**SUPPLIED RECORDS**
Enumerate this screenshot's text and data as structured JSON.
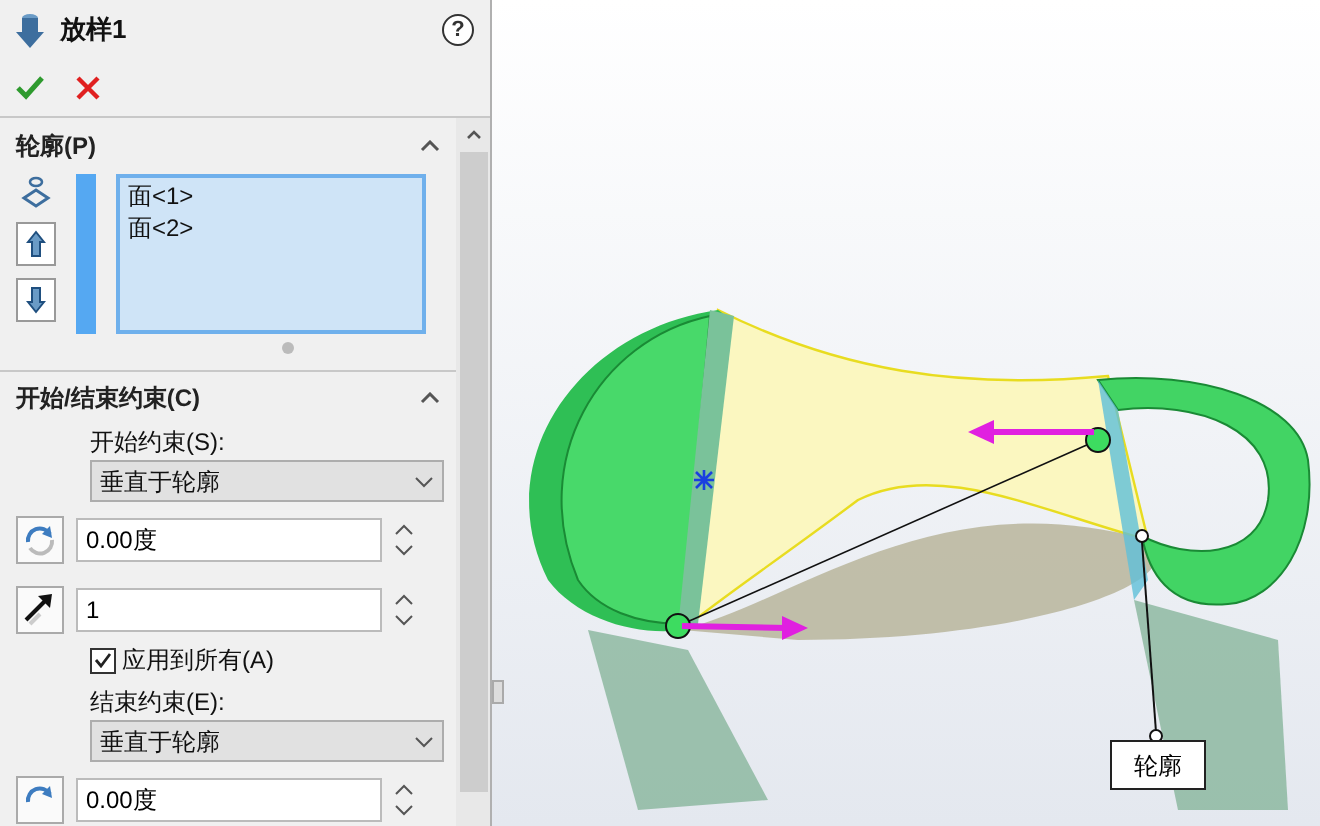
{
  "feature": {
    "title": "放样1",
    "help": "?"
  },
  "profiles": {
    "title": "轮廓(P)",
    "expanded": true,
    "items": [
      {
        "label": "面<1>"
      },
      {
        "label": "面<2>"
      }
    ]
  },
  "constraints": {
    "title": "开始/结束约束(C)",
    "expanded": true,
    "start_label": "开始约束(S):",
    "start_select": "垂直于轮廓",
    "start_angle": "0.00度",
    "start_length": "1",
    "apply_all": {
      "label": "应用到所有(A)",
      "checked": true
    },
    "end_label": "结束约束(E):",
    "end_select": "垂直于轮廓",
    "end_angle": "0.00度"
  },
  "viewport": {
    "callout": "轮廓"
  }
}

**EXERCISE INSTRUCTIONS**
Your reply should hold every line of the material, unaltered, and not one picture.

**YOUR RESPONSE**
Enumerate this screenshot's text and data as structured JSON.
{
  "feature": {
    "title": "放样1",
    "help": "?"
  },
  "profiles": {
    "title": "轮廓(P)",
    "expanded": true,
    "items": [
      {
        "label": "面<1>"
      },
      {
        "label": "面<2>"
      }
    ]
  },
  "constraints": {
    "title": "开始/结束约束(C)",
    "expanded": true,
    "start_label": "开始约束(S):",
    "start_select": "垂直于轮廓",
    "start_angle": "0.00度",
    "start_length": "1",
    "apply_all": {
      "label": "应用到所有(A)",
      "checked": true
    },
    "end_label": "结束约束(E):",
    "end_select": "垂直于轮廓",
    "end_angle": "0.00度"
  },
  "viewport": {
    "callout": "轮廓"
  }
}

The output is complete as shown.